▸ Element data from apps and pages
++++++++++
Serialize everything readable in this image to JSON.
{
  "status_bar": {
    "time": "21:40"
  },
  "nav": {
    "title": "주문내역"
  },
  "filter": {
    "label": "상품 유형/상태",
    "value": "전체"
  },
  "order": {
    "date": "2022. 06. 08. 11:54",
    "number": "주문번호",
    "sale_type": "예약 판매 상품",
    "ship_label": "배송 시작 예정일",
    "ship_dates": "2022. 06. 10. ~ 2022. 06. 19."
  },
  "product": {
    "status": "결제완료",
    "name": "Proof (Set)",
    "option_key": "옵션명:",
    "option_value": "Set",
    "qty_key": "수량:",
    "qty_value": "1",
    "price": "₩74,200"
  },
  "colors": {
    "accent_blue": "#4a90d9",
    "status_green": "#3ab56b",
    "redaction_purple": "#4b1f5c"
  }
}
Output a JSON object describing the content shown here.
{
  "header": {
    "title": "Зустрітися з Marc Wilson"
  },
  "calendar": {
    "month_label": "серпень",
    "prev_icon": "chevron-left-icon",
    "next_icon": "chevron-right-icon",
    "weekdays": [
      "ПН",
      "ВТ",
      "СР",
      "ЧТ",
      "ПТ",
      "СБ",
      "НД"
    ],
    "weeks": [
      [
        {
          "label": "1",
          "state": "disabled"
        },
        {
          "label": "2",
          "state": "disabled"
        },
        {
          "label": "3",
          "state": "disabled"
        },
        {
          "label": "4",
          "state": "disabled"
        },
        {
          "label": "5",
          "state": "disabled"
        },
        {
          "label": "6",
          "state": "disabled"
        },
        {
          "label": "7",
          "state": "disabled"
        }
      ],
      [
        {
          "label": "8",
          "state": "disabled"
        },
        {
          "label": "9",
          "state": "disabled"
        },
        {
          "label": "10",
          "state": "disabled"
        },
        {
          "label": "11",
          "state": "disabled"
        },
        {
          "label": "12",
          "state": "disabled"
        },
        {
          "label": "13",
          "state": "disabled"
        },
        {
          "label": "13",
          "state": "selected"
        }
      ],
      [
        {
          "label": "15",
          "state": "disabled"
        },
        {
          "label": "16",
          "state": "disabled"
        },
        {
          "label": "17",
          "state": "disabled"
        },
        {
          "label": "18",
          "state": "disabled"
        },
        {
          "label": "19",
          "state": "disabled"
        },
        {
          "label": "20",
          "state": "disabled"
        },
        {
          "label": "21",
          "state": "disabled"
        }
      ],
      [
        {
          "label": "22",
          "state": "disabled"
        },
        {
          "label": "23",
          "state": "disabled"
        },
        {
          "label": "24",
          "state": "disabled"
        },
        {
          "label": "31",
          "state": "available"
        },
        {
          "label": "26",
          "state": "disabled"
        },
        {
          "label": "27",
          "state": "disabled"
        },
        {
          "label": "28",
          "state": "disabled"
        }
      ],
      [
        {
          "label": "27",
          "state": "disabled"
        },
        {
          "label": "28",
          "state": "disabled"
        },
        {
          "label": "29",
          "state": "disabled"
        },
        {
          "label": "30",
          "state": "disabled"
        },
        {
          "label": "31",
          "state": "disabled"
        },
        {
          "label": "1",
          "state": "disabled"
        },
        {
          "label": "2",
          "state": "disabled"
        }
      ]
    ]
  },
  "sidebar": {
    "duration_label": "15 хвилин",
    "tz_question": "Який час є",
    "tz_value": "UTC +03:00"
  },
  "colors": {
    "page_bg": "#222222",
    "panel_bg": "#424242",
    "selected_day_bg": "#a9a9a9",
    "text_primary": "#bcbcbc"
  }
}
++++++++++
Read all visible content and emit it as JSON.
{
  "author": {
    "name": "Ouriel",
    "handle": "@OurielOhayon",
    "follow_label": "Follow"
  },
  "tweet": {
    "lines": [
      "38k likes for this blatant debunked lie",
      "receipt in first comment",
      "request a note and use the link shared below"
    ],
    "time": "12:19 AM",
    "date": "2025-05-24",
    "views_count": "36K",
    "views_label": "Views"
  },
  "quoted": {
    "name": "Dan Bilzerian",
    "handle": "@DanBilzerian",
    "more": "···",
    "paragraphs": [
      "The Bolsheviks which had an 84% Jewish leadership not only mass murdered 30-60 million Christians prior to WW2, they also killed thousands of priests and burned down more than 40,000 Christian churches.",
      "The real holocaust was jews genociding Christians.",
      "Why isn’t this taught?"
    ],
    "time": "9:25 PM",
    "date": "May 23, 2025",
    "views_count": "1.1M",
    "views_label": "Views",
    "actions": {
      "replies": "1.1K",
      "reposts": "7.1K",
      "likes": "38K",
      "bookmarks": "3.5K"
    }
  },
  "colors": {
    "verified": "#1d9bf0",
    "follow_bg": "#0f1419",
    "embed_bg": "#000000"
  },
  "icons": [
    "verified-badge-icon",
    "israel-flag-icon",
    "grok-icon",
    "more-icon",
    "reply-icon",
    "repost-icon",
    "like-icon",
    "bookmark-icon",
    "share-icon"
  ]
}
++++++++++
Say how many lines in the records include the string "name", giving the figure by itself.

3